- Material for this task -
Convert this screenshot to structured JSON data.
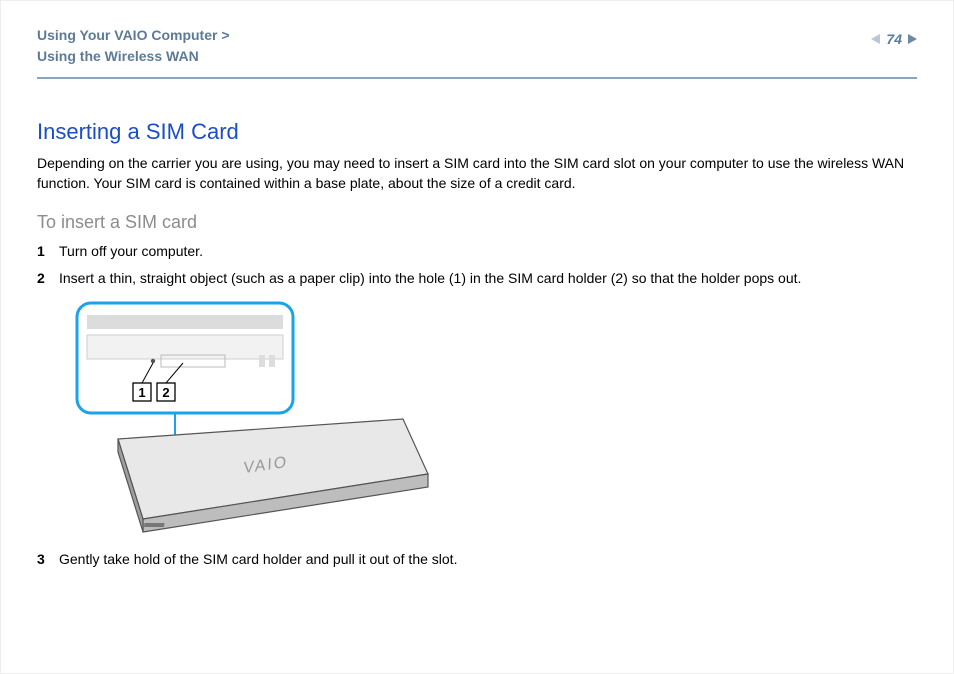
{
  "header": {
    "breadcrumb_line1": "Using Your VAIO Computer >",
    "breadcrumb_line2": "Using the Wireless WAN",
    "page_number": "74"
  },
  "section": {
    "title": "Inserting a SIM Card",
    "intro": "Depending on the carrier you are using, you may need to insert a SIM card into the SIM card slot on your computer to use the wireless WAN function. Your SIM card is contained within a base plate, about the size of a credit card.",
    "subtitle": "To insert a SIM card",
    "steps": [
      "Turn off your computer.",
      "Insert a thin, straight object (such as a paper clip) into the hole (1) in the SIM card holder (2) so that the holder pops out.",
      "Gently take hold of the SIM card holder and pull it out of the slot."
    ]
  },
  "figure": {
    "callout_labels": [
      "1",
      "2"
    ],
    "laptop_brand_text": "VAIO"
  }
}
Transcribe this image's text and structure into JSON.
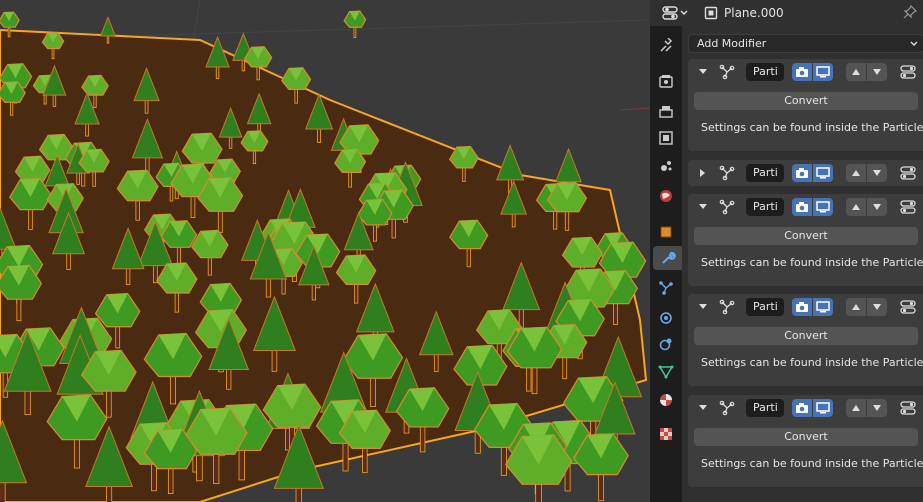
{
  "header": {
    "object_name": "Plane.000",
    "editor_type_icon": "properties-editor-icon",
    "object_icon": "object-data-icon",
    "pin_icon": "pin-icon"
  },
  "tabs": [
    {
      "icon": "tool-icon",
      "active": false
    },
    {
      "icon": "render-icon",
      "active": false
    },
    {
      "icon": "output-icon",
      "active": false
    },
    {
      "icon": "view-layer-icon",
      "active": false
    },
    {
      "icon": "scene-icon",
      "active": false
    },
    {
      "icon": "world-icon",
      "active": false
    },
    {
      "icon": "object-icon",
      "active": false
    },
    {
      "icon": "wrench-icon",
      "active": true
    },
    {
      "icon": "particles-icon",
      "active": false
    },
    {
      "icon": "physics-icon",
      "active": false
    },
    {
      "icon": "constraints-icon",
      "active": false
    },
    {
      "icon": "mesh-data-icon",
      "active": false
    },
    {
      "icon": "material-icon",
      "active": false
    },
    {
      "icon": "texture-icon",
      "active": false
    }
  ],
  "content": {
    "add_modifier_label": "Add Modifier",
    "modifiers": [
      {
        "name": "Parti",
        "expanded": true,
        "convert_label": "Convert",
        "info": "Settings can be found inside the Particle c..."
      },
      {
        "name": "Parti",
        "expanded": false
      },
      {
        "name": "Parti",
        "expanded": true,
        "convert_label": "Convert",
        "info": "Settings can be found inside the Particle c..."
      },
      {
        "name": "Parti",
        "expanded": true,
        "convert_label": "Convert",
        "info": "Settings can be found inside the Particle c..."
      },
      {
        "name": "Parti",
        "expanded": true,
        "convert_label": "Convert",
        "info": "Settings can be found inside the Particle c..."
      }
    ]
  },
  "colors": {
    "accent_blue": "#4772b3",
    "selection_orange": "#f5a623",
    "ground_brown": "#4a2a10",
    "foliage_green": "#3f9a22",
    "trunk_brown": "#5a2a1a"
  }
}
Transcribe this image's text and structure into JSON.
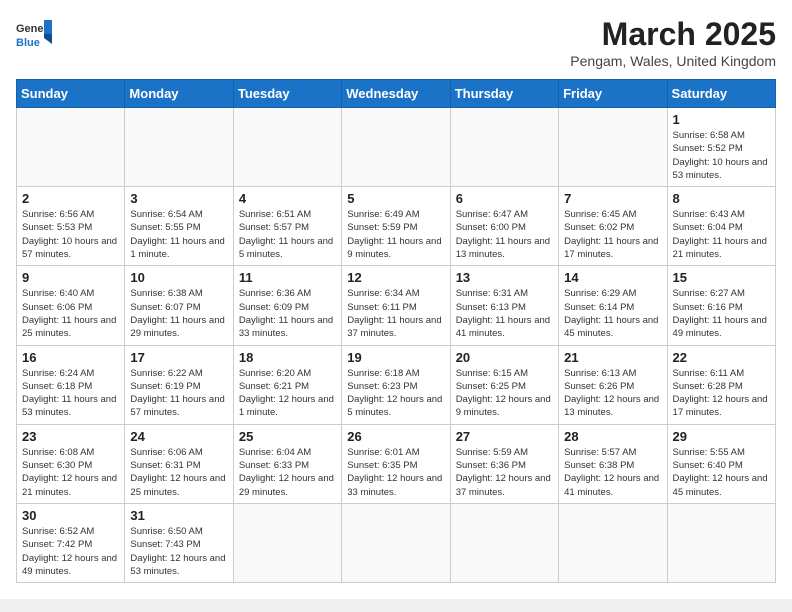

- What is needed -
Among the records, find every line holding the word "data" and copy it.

- Solution below -
Convert this screenshot to structured JSON data.
    "object_icon": "object-data-icon",
      "icon": "mesh-data-icon",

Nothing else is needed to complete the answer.